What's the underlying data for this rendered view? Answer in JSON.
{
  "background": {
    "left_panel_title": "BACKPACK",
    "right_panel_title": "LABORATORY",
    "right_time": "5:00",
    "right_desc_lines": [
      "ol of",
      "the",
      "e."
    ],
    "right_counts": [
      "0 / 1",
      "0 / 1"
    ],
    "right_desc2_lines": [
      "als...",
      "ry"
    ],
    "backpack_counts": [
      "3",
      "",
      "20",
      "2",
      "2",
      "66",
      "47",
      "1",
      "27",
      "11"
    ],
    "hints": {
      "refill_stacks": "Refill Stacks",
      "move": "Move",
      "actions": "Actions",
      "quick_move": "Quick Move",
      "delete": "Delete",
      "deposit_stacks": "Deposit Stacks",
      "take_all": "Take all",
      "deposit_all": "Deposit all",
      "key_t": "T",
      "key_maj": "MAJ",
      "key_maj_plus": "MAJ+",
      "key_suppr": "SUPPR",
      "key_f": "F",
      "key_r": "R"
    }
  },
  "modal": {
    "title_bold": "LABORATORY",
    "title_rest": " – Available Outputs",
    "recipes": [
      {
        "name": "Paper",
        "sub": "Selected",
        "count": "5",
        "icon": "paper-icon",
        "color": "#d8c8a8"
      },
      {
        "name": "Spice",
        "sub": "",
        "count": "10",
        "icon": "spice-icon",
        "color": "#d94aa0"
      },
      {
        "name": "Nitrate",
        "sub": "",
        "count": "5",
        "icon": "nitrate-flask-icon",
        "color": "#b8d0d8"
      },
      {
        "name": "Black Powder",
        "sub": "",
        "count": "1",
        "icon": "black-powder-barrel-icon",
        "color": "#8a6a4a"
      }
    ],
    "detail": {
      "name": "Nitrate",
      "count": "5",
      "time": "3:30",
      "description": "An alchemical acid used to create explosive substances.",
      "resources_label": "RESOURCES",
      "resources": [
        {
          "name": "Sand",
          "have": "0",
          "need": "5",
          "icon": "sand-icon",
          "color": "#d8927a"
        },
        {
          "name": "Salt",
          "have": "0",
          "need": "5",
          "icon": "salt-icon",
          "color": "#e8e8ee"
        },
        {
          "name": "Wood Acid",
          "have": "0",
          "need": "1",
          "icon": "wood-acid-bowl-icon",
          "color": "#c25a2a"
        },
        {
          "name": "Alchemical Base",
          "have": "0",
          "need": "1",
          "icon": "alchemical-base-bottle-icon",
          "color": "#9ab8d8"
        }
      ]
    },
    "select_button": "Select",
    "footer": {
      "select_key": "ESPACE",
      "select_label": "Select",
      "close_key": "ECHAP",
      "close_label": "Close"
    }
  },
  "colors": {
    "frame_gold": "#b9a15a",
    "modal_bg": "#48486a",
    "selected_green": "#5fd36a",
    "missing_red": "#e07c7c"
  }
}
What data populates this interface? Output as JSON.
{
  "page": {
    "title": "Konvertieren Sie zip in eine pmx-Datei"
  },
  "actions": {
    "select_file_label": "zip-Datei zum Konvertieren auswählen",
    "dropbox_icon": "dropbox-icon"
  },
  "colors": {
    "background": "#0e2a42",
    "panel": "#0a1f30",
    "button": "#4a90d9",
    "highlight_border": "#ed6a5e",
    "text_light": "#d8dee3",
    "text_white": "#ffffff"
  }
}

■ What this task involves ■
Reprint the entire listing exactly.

■ Response ■
What's the underlying data for this rendered view? Answer in JSON.
{
  "background": {
    "left_panel_title": "BACKPACK",
    "right_panel_title": "LABORATORY",
    "right_time": "5:00",
    "right_desc_lines": [
      "ol of",
      "the",
      "e."
    ],
    "right_counts": [
      "0 / 1",
      "0 / 1"
    ],
    "right_desc2_lines": [
      "als...",
      "ry"
    ],
    "backpack_counts": [
      "3",
      "",
      "20",
      "2",
      "2",
      "66",
      "47",
      "1",
      "27",
      "11"
    ],
    "hints": {
      "refill_stacks": "Refill Stacks",
      "move": "Move",
      "actions": "Actions",
      "quick_move": "Quick Move",
      "delete": "Delete",
      "deposit_stacks": "Deposit Stacks",
      "take_all": "Take all",
      "deposit_all": "Deposit all",
      "key_t": "T",
      "key_maj": "MAJ",
      "key_maj_plus": "MAJ+",
      "key_suppr": "SUPPR",
      "key_f": "F",
      "key_r": "R"
    }
  },
  "modal": {
    "title_bold": "LABORATORY",
    "title_rest": " – Available Outputs",
    "recipes": [
      {
        "name": "Paper",
        "sub": "Selected",
        "count": "5",
        "icon": "paper-icon",
        "color": "#d8c8a8"
      },
      {
        "name": "Spice",
        "sub": "",
        "count": "10",
        "icon": "spice-icon",
        "color": "#d94aa0"
      },
      {
        "name": "Nitrate",
        "sub": "",
        "count": "5",
        "icon": "nitrate-flask-icon",
        "color": "#b8d0d8"
      },
      {
        "name": "Black Powder",
        "sub": "",
        "count": "1",
        "icon": "black-powder-barrel-icon",
        "color": "#8a6a4a"
      }
    ],
    "detail": {
      "name": "Nitrate",
      "count": "5",
      "time": "3:30",
      "description": "An alchemical acid used to create explosive substances.",
      "resources_label": "RESOURCES",
      "resources": [
        {
          "name": "Sand",
          "have": "0",
          "need": "5",
          "icon": "sand-icon",
          "color": "#d8927a"
        },
        {
          "name": "Salt",
          "have": "0",
          "need": "5",
          "icon": "salt-icon",
          "color": "#e8e8ee"
        },
        {
          "name": "Wood Acid",
          "have": "0",
          "need": "1",
          "icon": "wood-acid-bowl-icon",
          "color": "#c25a2a"
        },
        {
          "name": "Alchemical Base",
          "have": "0",
          "need": "1",
          "icon": "alchemical-base-bottle-icon",
          "color": "#9ab8d8"
        }
      ]
    },
    "select_button": "Select",
    "footer": {
      "select_key": "ESPACE",
      "select_label": "Select",
      "close_key": "ECHAP",
      "close_label": "Close"
    }
  },
  "colors": {
    "frame_gold": "#b9a15a",
    "modal_bg": "#48486a",
    "selected_green": "#5fd36a",
    "missing_red": "#e07c7c"
  }
}
What data populates this interface? Output as JSON.
{
  "page": {
    "title": "Konvertieren Sie zip in eine pmx-Datei"
  },
  "actions": {
    "select_file_label": "zip-Datei zum Konvertieren auswählen",
    "dropbox_icon": "dropbox-icon"
  },
  "colors": {
    "background": "#0e2a42",
    "panel": "#0a1f30",
    "button": "#4a90d9",
    "highlight_border": "#ed6a5e",
    "text_light": "#d8dee3",
    "text_white": "#ffffff"
  }
}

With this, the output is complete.